This was a quasi-experimental study designed to determine the effects of touch on depression in elderly nursing home residents. The null hypothesis stated there would be no significant difference at the .05 level of significance between depressed elders who participated in touch therapy and elders who did not participate in touch therapy. Data were collected from 10 elders, age 65 or older, who were residents of two nursing homes in Northeast Mississippi. All subjects were administered the Geriatric Depression Scale (GDS) as a pretest/posttest. These scores were then compared using the ^ test at the .05 level of significance. The ^ test was also used to determine any significant relationship among age, sex, and education. None was found. The ^ value obtained, when the posttest GDS means were analyzed between the groups, was ;^(8) = -3.51, p_ = .008 and was significant at the .05 level. Thus, the researcher rejected the null hypothesis. One of the subject's pretest/posttest scores showed a remarkable increase in the level of depression. Therefore, it was decided to measure the dependent change of the pretest/posttest scores. The results between Groups A and B, after Group B received 3- week group touch sessions, demonstrated a trend toward increased depression in Group B, t(8) = 1.69, p = .130.
Master of Science in Nursing (MSN)
Dr. Rayma Skinner
Dr. Phyllis W. Werner

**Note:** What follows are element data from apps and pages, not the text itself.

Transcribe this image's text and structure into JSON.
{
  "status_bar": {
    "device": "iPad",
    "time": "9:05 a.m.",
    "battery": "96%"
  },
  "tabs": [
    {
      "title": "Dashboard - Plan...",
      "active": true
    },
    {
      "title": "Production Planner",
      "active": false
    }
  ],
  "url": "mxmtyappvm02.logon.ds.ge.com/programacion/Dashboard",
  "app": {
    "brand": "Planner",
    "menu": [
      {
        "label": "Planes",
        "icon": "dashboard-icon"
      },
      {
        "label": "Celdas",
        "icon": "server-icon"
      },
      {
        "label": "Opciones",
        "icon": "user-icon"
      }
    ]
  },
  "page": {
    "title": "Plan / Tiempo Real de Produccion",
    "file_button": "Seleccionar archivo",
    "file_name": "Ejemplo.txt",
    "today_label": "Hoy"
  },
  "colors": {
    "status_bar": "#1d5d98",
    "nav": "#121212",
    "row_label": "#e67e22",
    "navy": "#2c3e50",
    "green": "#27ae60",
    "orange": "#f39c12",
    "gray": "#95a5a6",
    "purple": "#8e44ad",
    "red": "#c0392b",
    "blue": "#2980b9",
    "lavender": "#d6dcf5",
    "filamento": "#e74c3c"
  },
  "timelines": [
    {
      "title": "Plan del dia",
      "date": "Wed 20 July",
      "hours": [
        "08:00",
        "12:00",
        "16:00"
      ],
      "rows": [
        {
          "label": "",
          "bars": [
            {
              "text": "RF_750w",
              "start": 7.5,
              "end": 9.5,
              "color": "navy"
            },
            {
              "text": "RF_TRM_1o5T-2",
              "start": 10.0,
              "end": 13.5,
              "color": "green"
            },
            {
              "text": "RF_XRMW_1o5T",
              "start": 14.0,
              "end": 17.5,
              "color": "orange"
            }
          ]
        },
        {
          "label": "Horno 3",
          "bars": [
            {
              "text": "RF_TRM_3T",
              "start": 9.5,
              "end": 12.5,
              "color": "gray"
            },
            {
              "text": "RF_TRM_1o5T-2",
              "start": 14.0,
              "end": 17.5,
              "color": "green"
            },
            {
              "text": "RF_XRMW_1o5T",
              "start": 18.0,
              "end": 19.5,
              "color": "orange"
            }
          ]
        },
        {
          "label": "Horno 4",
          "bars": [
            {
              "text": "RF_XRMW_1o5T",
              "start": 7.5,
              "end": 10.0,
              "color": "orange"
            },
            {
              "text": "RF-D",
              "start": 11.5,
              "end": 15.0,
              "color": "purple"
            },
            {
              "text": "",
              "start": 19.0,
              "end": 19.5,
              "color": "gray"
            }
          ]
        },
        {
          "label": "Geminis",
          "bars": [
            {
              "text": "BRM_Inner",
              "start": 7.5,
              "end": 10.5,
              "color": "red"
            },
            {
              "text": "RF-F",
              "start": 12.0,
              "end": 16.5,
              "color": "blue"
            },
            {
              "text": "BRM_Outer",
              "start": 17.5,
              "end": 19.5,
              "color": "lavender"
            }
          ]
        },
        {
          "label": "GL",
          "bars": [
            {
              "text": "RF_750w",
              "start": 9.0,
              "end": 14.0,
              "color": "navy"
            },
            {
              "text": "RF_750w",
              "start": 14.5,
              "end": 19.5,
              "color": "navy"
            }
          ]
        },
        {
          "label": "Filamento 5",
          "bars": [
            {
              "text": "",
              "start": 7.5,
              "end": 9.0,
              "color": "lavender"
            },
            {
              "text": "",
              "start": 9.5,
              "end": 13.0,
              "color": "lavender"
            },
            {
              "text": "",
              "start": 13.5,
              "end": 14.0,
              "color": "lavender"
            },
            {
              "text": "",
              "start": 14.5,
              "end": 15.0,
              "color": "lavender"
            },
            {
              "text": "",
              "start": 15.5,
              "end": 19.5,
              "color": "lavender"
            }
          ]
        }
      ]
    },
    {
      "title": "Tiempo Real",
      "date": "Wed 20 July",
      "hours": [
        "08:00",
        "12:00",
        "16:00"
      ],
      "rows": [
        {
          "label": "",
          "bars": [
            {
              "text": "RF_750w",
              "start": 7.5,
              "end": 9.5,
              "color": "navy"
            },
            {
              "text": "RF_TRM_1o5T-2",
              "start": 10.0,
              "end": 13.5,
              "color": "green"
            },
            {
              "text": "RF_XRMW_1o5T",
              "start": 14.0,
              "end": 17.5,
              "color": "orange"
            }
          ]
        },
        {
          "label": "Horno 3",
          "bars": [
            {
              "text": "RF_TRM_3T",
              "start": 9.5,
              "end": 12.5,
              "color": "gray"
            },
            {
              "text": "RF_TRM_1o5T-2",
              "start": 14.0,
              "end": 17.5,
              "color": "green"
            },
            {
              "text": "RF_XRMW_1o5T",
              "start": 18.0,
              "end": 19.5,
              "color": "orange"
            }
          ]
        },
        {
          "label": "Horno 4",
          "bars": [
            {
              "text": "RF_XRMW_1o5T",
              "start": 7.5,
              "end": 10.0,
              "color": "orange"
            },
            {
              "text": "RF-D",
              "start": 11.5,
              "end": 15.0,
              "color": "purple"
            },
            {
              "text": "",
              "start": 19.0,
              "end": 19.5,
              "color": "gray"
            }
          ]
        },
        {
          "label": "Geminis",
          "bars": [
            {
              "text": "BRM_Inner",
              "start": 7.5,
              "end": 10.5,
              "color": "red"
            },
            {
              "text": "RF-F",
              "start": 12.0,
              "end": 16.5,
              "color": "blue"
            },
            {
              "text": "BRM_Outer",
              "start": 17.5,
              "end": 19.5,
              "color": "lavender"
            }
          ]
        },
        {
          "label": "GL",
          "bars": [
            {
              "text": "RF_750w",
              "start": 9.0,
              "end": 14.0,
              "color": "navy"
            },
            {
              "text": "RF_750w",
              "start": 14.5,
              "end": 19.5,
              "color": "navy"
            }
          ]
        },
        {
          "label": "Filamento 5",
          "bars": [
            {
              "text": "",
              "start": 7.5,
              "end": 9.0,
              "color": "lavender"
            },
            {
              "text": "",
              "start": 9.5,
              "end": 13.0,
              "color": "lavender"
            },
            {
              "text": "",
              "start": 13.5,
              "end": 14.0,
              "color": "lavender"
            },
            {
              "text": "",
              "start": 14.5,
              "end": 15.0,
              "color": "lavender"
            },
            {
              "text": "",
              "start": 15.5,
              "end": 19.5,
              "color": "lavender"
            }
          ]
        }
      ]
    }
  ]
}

Taylor, Charlotte R., "The Effects of Touch on Depression in Elderly Nursing Home Residents" (1987). MSN Research Projects. 178.